Dan Cullinan, senior research associate for postsecondary education at MDRC, a nonprofit education research organization, said no model can predict with perfect accuracy whether a student is going to succeed in a college-level course.
“There’s going to always be a lot of factors you can’t put in a model that have a big effect on whether or not a student is successful,” he said. There might be aspects of their home life or financial challenges, for example, that affect students’ motivation and drive “that you can’t just throw into a placement model.”
But the accuracy of a model as a predictor of student success is less important than a placement model that ensures more students can take courses for college credit as soon as possible, Cullinan added, because “there’s just really no evidence” that it benefits students to put them in noncredit developmental courses when there’s a chance they could do well in college courses.
Taking fewer remedial courses could not only save students time but also money in tuition costs — $150 per student on average over the course of enrollment at an institution, according to the report. Implementing an algorithm, and the data collection it would require, would come at a cost to colleges, but Bergman said the process doesn’t need to be pricey. If high school transcripts and other data were easier to access, “costs could be driven way down.”
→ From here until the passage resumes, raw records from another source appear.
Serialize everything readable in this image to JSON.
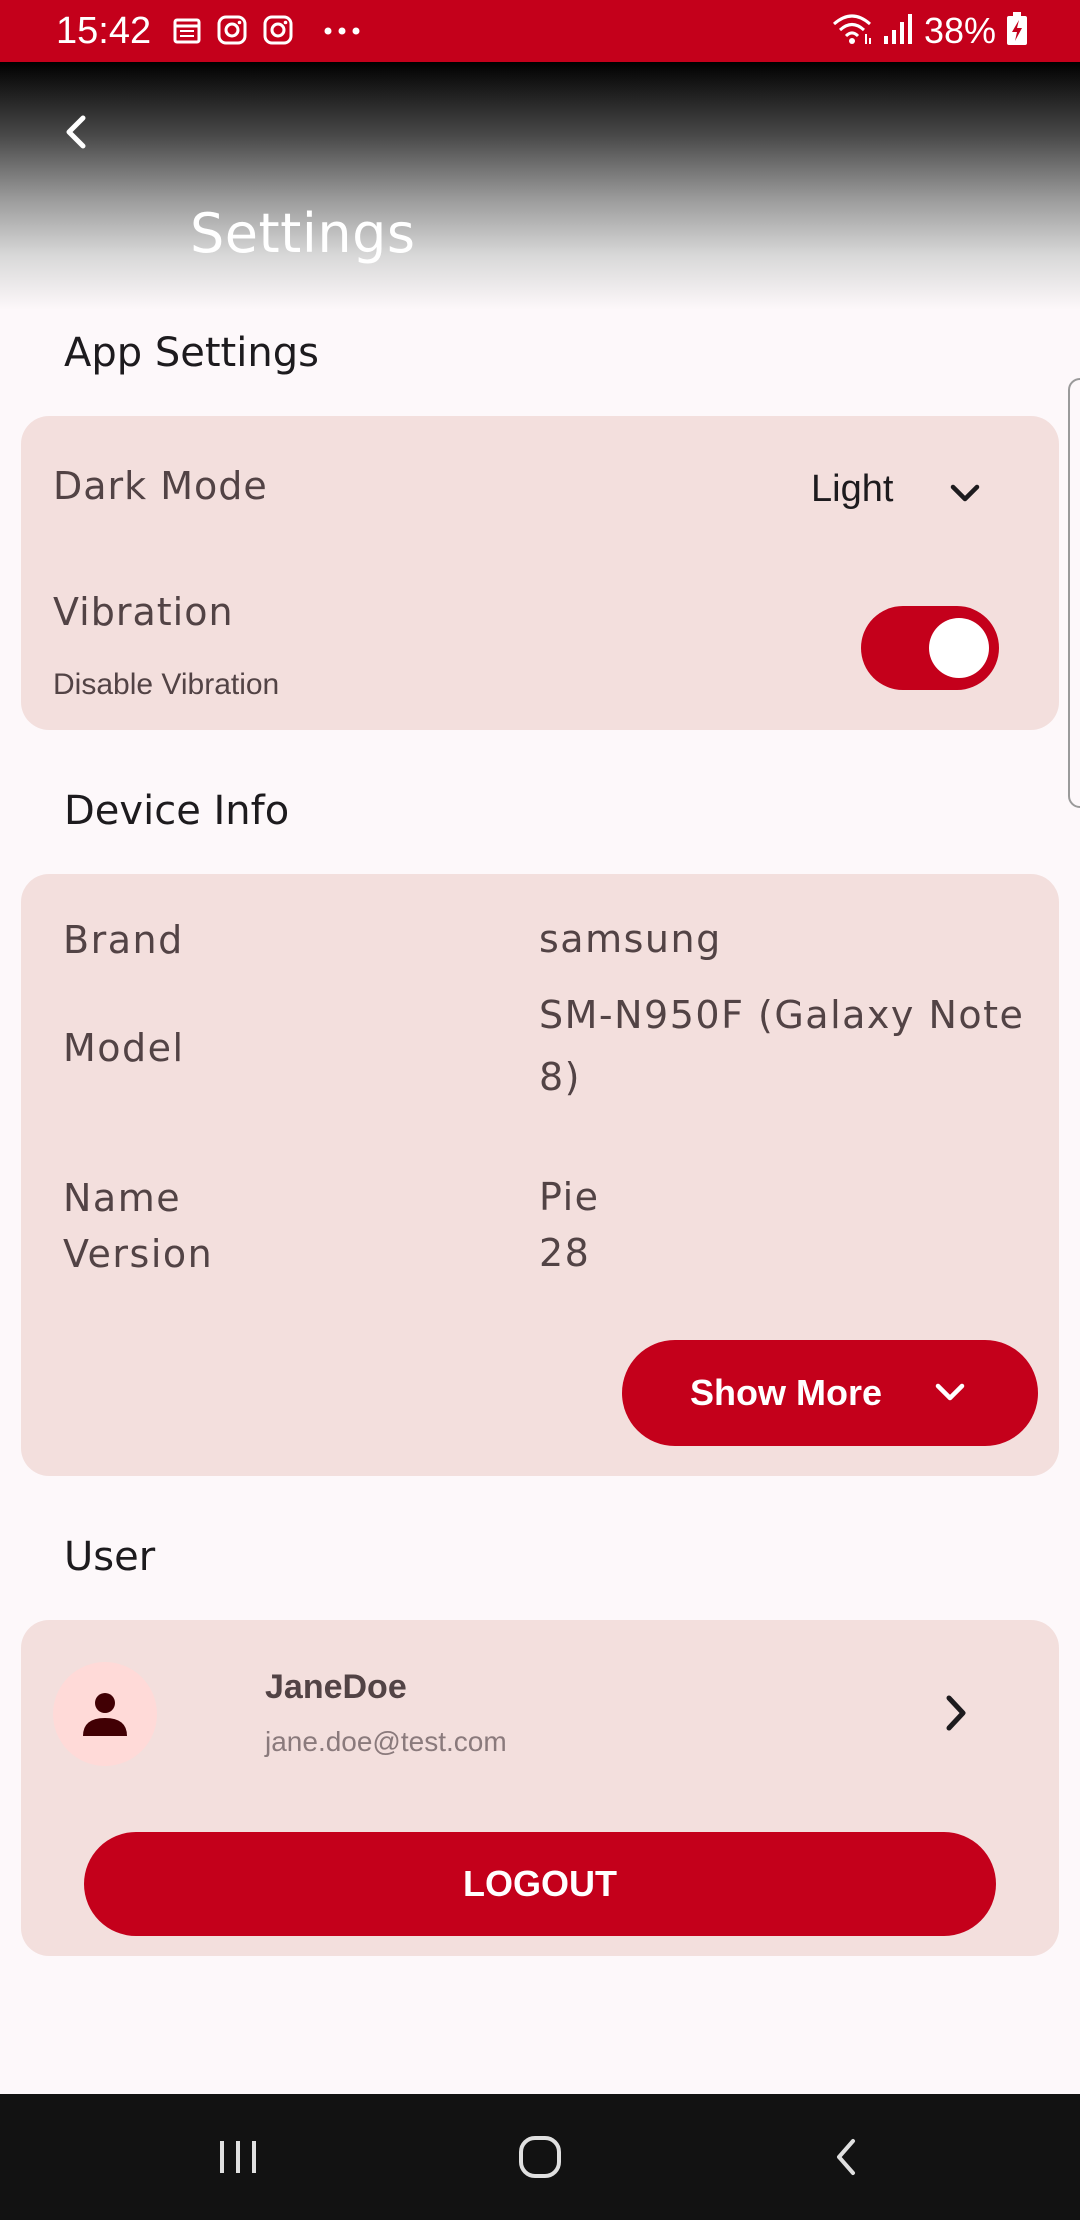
{
  "status_bar": {
    "time": "15:42",
    "battery": "38%",
    "icons_left": [
      "calendar-icon",
      "instagram-icon",
      "instagram-icon",
      "more-dots-icon"
    ],
    "icons_right": [
      "wifi-icon",
      "signal-icon",
      "battery-charging-icon"
    ]
  },
  "header": {
    "title": "Settings",
    "back_icon": "chevron-left-icon"
  },
  "app_settings": {
    "section_title": "App Settings",
    "dark_mode": {
      "label": "Dark Mode",
      "value": "Light"
    },
    "vibration": {
      "label": "Vibration",
      "sublabel": "Disable Vibration",
      "enabled": true
    }
  },
  "device_info": {
    "section_title": "Device Info",
    "rows": [
      {
        "label": "Brand",
        "value": "samsung"
      },
      {
        "label": "Model",
        "value": "SM-N950F (Galaxy Note 8)"
      },
      {
        "label": "Name",
        "value": "Pie"
      },
      {
        "label": "Version",
        "value": "28"
      }
    ],
    "show_more_label": "Show More"
  },
  "user": {
    "section_title": "User",
    "name": "JaneDoe",
    "email": "jane.doe@test.com",
    "logout_label": "LOGOUT"
  },
  "colors": {
    "primary": "#c4001b",
    "card": "#f3dfdd",
    "background": "#fdf8fa",
    "text": "#524345"
  }
}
Cullinan doesn’t believe running an algorithm for each student is scalable across community colleges. However, algorithms could help college leaders assess what metrics are most likely to place students in college-level courses and could be used to build better, multifactor placement systems, he said.
Relying on more than exams to place students is already a trend, noted Sarah Ancel, founder and CEO of Student-Ready Strategies, an education consulting firm that partners with colleges to help them serve nontraditional students. She noted that colleges are increasingly using multiple measures to determine the right track for students.
“Colleges across the country have begun using multiple points of reference, and relying on more predictive measures than stand-alone exams, to ensure many more students have access to college-level math and English courses,” she said in an email. “When all students have access to college-level courses, colleges eliminate the risk of discouragement and attrition often faced by students who place into developmental education.”
Algorithms could be a powerful tool, Ancel added, but they should be “equitably designed.” For example, she raised concerns about including standardized test scores as a metric.
“There is ample evidence of inequities in access to test preparation for standardized exams, as well as skewed test results based on race,” she said. “During the pandemic, there were glaring inequities in who was able to take the exams at all.”
She believes using algorithms could mean low performance on any measure will bring the overall score down, which risks sending more students to remedial education than if each metric were considered independently. Her alternative suggestion was a placement system with multiple ways to access college-level courses.
The authors of the working paper acknowledged some researchers have concerns that algorithms can perpetuate racial or socioeconomic biases in the data used. They noted that while the algorithm did not close gaps in access to college-level courses, it also did not exacerbate them. The algorithm boosted placement rates in college-level classes across groups.
Notably, placement rates for Black students into college-level English increased relative to white students, and placement rates for women into college-level math rose relative to men. Hispanic students’ placement rates in college-level math and English increased as well, though the increase for math courses was less than for white students.
“If anything, our algorithm generally improves equity across groups typically underrepresented in college-level courses,” Bergman said. “So, in this instance, administrators should favor this approach for both equity and efficiency.”